WHAT YOU WILL DO:
Reproduce the data in full, exactly as it appears.

━━━ PROVIDED RECORDS

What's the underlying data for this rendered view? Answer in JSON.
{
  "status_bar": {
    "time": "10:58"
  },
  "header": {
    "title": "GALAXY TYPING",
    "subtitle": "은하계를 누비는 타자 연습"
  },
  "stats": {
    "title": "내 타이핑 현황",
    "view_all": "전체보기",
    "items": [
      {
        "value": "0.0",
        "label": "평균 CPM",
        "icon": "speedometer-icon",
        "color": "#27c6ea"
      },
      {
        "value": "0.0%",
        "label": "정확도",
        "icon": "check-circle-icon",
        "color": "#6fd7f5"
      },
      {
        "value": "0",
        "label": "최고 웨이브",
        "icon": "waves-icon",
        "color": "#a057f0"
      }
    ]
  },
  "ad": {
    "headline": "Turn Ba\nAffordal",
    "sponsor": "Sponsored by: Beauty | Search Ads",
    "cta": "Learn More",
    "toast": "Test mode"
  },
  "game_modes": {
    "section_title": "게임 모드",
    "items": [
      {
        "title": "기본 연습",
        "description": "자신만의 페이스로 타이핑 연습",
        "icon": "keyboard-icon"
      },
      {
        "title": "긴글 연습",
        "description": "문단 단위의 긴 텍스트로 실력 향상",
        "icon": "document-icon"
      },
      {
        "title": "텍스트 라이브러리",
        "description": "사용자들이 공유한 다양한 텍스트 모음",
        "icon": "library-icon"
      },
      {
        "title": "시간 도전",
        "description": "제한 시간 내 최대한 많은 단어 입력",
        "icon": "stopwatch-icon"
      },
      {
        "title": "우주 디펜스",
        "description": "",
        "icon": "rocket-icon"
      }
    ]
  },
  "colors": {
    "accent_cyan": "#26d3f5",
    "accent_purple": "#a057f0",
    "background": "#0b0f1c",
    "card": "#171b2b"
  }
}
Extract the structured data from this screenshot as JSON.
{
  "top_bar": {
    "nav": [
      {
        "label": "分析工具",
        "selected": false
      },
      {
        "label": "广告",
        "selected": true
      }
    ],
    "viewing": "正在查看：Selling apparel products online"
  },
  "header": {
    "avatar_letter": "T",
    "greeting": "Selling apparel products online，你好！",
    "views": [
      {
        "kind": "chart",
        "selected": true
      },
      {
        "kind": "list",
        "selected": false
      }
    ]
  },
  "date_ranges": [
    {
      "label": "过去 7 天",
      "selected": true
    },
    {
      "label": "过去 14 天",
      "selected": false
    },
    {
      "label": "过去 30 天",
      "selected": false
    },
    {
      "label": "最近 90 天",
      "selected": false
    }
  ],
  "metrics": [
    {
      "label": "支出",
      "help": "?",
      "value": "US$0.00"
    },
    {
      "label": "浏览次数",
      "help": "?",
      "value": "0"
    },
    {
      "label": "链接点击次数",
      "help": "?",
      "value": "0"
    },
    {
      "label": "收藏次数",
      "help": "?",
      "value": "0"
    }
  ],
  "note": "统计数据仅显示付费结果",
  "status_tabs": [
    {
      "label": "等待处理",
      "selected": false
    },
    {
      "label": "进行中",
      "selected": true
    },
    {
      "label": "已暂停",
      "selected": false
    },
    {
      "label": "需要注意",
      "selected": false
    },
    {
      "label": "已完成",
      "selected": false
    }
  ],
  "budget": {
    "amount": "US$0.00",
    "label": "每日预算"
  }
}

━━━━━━

EXERCISE OUTPUT:
What's the underlying data for this rendered view? Answer in JSON.
{
  "status_bar": {
    "time": "10:58"
  },
  "header": {
    "title": "GALAXY TYPING",
    "subtitle": "은하계를 누비는 타자 연습"
  },
  "stats": {
    "title": "내 타이핑 현황",
    "view_all": "전체보기",
    "items": [
      {
        "value": "0.0",
        "label": "평균 CPM",
        "icon": "speedometer-icon",
        "color": "#27c6ea"
      },
      {
        "value": "0.0%",
        "label": "정확도",
        "icon": "check-circle-icon",
        "color": "#6fd7f5"
      },
      {
        "value": "0",
        "label": "최고 웨이브",
        "icon": "waves-icon",
        "color": "#a057f0"
      }
    ]
  },
  "ad": {
    "headline": "Turn Ba\nAffordal",
    "sponsor": "Sponsored by: Beauty | Search Ads",
    "cta": "Learn More",
    "toast": "Test mode"
  },
  "game_modes": {
    "section_title": "게임 모드",
    "items": [
      {
        "title": "기본 연습",
        "description": "자신만의 페이스로 타이핑 연습",
        "icon": "keyboard-icon"
      },
      {
        "title": "긴글 연습",
        "description": "문단 단위의 긴 텍스트로 실력 향상",
        "icon": "document-icon"
      },
      {
        "title": "텍스트 라이브러리",
        "description": "사용자들이 공유한 다양한 텍스트 모음",
        "icon": "library-icon"
      },
      {
        "title": "시간 도전",
        "description": "제한 시간 내 최대한 많은 단어 입력",
        "icon": "stopwatch-icon"
      },
      {
        "title": "우주 디펜스",
        "description": "",
        "icon": "rocket-icon"
      }
    ]
  },
  "colors": {
    "accent_cyan": "#26d3f5",
    "accent_purple": "#a057f0",
    "background": "#0b0f1c",
    "card": "#171b2b"
  }
}
Extract the structured data from this screenshot as JSON.
{
  "top_bar": {
    "nav": [
      {
        "label": "分析工具",
        "selected": false
      },
      {
        "label": "广告",
        "selected": true
      }
    ],
    "viewing": "正在查看：Selling apparel products online"
  },
  "header": {
    "avatar_letter": "T",
    "greeting": "Selling apparel products online，你好！",
    "views": [
      {
        "kind": "chart",
        "selected": true
      },
      {
        "kind": "list",
        "selected": false
      }
    ]
  },
  "date_ranges": [
    {
      "label": "过去 7 天",
      "selected": true
    },
    {
      "label": "过去 14 天",
      "selected": false
    },
    {
      "label": "过去 30 天",
      "selected": false
    },
    {
      "label": "最近 90 天",
      "selected": false
    }
  ],
  "metrics": [
    {
      "label": "支出",
      "help": "?",
      "value": "US$0.00"
    },
    {
      "label": "浏览次数",
      "help": "?",
      "value": "0"
    },
    {
      "label": "链接点击次数",
      "help": "?",
      "value": "0"
    },
    {
      "label": "收藏次数",
      "help": "?",
      "value": "0"
    }
  ],
  "note": "统计数据仅显示付费结果",
  "status_tabs": [
    {
      "label": "等待处理",
      "selected": false
    },
    {
      "label": "进行中",
      "selected": true
    },
    {
      "label": "已暂停",
      "selected": false
    },
    {
      "label": "需要注意",
      "selected": false
    },
    {
      "label": "已完成",
      "selected": false
    }
  ],
  "budget": {
    "amount": "US$0.00",
    "label": "每日预算"
  }
}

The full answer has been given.